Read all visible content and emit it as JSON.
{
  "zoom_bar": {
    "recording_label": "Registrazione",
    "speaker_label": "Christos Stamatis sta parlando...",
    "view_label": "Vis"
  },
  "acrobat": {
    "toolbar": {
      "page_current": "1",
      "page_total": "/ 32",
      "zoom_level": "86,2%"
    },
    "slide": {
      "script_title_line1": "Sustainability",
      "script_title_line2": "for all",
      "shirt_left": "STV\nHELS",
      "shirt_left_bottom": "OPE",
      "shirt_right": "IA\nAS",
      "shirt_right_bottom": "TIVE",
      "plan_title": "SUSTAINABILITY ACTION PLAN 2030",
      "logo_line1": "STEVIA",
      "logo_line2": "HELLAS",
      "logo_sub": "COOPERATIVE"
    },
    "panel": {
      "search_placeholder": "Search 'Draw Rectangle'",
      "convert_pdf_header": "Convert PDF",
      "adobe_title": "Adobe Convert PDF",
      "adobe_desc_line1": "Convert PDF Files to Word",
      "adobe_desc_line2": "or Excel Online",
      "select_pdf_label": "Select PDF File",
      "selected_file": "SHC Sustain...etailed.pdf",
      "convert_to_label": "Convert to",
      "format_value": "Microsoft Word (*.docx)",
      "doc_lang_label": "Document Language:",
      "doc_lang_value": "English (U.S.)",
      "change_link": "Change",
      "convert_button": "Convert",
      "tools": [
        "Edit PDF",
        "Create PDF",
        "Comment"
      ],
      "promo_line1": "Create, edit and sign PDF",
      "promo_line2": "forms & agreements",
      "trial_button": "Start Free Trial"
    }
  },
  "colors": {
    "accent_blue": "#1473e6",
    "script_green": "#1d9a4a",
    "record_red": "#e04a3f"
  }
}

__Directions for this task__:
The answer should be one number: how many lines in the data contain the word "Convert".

__Answer for the task__:
5